Allow nature to change social dynamics
Team outdoor activities help create the conditions for people to interact at a deeper level. Beyond the constructs of role descriptions, status, and organizational charts, employees are invited to engage with one another. After all, human beings have been sitting together under the stars for thousands of years, evolving into the social creatures we are today. Being in nature can also give team members who have fraught or strained relationships the chance to reset and reconnect in a beautiful, shared setting.
Navigate a physical challenge together
Climbing through a canyon, hiking up to a summit, or even building a fire together requires trust—the foundation of a high-performing team.
Being on a trail often shifts teams’ reliance on roles, and suddenly the capabilities and seniority that might seem paramount in the office become less important to the skills needed in nature. This can lead to a deeper level of learning and collaboration.
Leaders will need to keep in mind when choosing team activities and event destinations that some individuals might not be able to attend an outdoor wilderness retreat, such as those with a physical disability. It is important to find a place that designs its trails to be fully inclusive, one that can respond to specific needs by altering types of trails, modifying activities, or adding equipment to assist with mobility.
Take an unplanned detour

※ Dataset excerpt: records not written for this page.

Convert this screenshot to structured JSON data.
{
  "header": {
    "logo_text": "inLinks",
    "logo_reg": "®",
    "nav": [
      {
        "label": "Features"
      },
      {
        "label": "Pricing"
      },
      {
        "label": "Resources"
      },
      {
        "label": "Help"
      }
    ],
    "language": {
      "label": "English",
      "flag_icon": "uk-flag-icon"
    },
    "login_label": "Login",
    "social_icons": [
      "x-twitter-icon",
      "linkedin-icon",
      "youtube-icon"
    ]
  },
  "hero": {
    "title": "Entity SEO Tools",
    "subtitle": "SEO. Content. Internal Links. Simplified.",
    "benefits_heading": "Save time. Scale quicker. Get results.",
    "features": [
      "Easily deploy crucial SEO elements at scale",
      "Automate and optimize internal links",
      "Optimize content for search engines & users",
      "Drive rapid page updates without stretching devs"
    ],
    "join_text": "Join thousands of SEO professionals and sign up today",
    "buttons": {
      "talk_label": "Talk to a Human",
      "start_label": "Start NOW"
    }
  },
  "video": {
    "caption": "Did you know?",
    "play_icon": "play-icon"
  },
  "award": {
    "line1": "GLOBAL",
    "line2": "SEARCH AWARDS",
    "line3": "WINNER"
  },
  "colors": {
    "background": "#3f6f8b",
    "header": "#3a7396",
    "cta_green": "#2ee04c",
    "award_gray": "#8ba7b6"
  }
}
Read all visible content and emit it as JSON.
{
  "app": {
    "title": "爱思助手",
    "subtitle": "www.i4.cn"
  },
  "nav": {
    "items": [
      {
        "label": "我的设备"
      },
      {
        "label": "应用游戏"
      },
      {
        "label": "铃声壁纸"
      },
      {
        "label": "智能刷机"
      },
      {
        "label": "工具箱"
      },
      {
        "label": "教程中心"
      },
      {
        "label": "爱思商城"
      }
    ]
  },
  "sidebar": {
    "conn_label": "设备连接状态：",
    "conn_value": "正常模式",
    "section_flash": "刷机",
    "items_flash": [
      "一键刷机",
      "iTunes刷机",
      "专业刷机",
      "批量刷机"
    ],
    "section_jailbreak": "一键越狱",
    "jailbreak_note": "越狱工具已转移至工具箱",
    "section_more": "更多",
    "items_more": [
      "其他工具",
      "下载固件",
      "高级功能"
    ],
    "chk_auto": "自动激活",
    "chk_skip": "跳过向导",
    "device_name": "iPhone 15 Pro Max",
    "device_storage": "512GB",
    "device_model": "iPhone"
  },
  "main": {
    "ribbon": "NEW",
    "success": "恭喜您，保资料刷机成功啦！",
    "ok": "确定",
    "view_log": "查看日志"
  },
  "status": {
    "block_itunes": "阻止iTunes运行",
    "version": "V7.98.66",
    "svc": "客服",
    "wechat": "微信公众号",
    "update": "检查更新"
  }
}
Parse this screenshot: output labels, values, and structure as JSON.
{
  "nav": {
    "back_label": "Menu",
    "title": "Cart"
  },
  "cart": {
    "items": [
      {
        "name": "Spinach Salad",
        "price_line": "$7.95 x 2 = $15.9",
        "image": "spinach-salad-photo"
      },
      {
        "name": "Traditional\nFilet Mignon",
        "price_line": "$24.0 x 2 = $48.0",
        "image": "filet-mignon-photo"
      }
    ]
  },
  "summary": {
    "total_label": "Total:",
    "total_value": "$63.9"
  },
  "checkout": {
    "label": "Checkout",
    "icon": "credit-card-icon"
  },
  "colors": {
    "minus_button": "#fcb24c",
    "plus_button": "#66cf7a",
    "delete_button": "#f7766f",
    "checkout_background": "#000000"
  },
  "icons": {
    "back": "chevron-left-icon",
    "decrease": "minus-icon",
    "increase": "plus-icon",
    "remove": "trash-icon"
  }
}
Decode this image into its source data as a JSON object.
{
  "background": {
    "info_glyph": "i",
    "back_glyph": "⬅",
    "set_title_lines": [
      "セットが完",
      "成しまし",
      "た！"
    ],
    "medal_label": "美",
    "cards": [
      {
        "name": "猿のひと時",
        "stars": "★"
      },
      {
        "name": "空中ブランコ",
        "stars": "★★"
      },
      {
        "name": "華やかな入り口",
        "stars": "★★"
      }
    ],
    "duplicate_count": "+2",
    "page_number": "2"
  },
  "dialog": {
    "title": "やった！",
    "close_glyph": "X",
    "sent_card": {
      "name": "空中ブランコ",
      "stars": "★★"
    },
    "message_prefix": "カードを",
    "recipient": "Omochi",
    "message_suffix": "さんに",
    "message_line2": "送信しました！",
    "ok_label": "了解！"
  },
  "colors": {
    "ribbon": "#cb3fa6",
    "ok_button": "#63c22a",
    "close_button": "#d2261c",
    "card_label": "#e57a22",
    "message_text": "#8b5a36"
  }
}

Sometimes not having a plan—by wandering and wondering in nature, for example—can help people explore how they perceive and navigate their organizations. It can also encourage them to pursue new possibilities for finding solutions.
Actions organizations can take
Creating cultural norms that include nature as part of how employees work can be a powerful agent of change.
Use nature as your seminar room
Instead of having strategy meetings or off-site events in a hotel or conference center, consider meeting outside. Sit around a campfire to reconnect as a group and build deeper trust, embark on activities that mirror current executive challenges, and allow solo time for reflection and inspiration. Make sure to have team members hand over all technology to truly disconnect and allow the brain to enter a more creative state.
Use outdoor space for small-group conversations
Employees can take a walk together or sit in a park to discuss problem solving or strategy—without using slide decks or other documents as aides. For team meetings or events, even if most of the sessions cannot be outside, think about what outdoor space you can use for small-group conversations, paired dialogue, or journaling activities.
Bring nature inside
Encourage employees to spend time either with a view of nature or to have something natural in their work space. As noted earlier, this can include potted plants, a “living wall” covered in plant life, or pictures of nature, all of which can help activate the brain’s natural reward-delivery system.
Some organizations have embraced this concept more fully by designing their offices around natural spaces and the outdoors. One example is Salesforce, which has gone all in on the concept of nature as integral to its offices and employee wellness retreats.
Consider how to link nature and reward systems
Many organizations with large sales teams often reward performance with trips to all-inclusive resorts. Instead, organizations can think about alternatives that are more firmly embedded in nature rather than a hotel setting. Teams can become more cohesive, resilient, and productive, and individuals can elevate their cognition, creativity, and energy.
Work life is inherently busy, and for more than two years now it has been particularly stressful. Organizations whose workforces are equipped with sufficient levels of well-being and resilience are better able to navigate the stress, complexity, and uncertainty of these challenging times. Companies that understand how to use the power of nature strategically to build healthy, future-fit leaders can reap the performance rewards for years to come.